Do you have forsythia? Forcing branches into bloom inside can give you an early taste of spring while you are still in the midst of winter. Here are my photos showing you how to force forsythia in five steps. You can also force redbud, dogwood, magnolia, crabapple, pussy willow, and many other flowering branches.
Don’t worry. Cutting off a few branches to enjoy inside won’t hurt them a bit. Spring-flowering trees and shrubs set their flower buds the previous fall. Once the buds have been exposed to cold for several months (usually by mid-January), a branch can be cut and forced to bloom indoors.
Simply consider the shrub as if you were pruning. Look for crossing branches, suckers, or crowded spots—areas that won’t be missed. When selecting branches, choose healthy branches that are free from disease, insect and other injury. Cut the branch just above a side bud, being careful not to leave a stub.
When should you force flowers? We’re usually in the mood in February or March, once the shrub have gone through the winter and had their chilling requirements—and we are eager for spring’s arrival! Buds take from one to five weeks to open, depending on the plant you choose. The closer to the natural blooming time you cut the branches, the shorter the wait.
Since my forsythia bushes were not even close to blossoming, I cut a few branches to force inside so I could have a touch of the real thing.
Forsythia are one of the easiest of the spring flowering shrubs to trick into blooming indoors but this method works on others as well. Any tree or shrub that blossoms before their leaves emerge can be forced to flower inside; they just may take a little longer. Given plenty of moisture and the warmth of your house, they think spring has arrived and will burst into bloom. Just cut a few branches at least a foot long that have plenty of fat flower buds on them.
Soak the branches overnight in tepid water in the bathtub keeping the whole branch submerged.
After soaking, place them in a bucket of warm water, cover the tops loosely with a large, clear plastic bag, and put them in a cool spot, around 60 degrees.
At this stage they don’t need light and can be kept in any cool room or basement while the buds develop. Check them often, change the water, and mist the buds occasionally. They must not dry out or the buds will shrivel up instead of blooming.
It shouldn’t take much more than a week or two for the forsythia buds to start to elongate and show color.
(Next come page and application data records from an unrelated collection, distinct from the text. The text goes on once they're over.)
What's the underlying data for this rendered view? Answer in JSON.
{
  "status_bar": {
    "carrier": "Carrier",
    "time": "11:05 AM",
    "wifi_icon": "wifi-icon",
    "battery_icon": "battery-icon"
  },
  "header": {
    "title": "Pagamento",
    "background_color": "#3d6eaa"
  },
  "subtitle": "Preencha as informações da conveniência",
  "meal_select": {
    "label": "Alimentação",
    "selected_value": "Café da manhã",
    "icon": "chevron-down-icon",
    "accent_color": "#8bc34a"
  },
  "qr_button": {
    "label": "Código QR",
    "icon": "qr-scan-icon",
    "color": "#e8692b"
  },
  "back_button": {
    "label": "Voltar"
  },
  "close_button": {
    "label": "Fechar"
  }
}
Now you can move them to a warmer spot, mist the buds, and arrange them in a vase.
When the flowers open bring them into a room with bright light and enjoy! Most forced branches last from 5 to 7 days. Keep the flowers out of direct sun and away from heat sources to prolong the bloom time. Once you have mastered forsythia try your hand at forcing quince, apple, flowering crabapple, cherry, plum, star magnolia, pear, dogwood, spirea, and peach blossoms. Whatever it takes to keep us sane until spring makes its long awaited arrival!
Read more about forcing branches of spring-blooming shrubs and trees.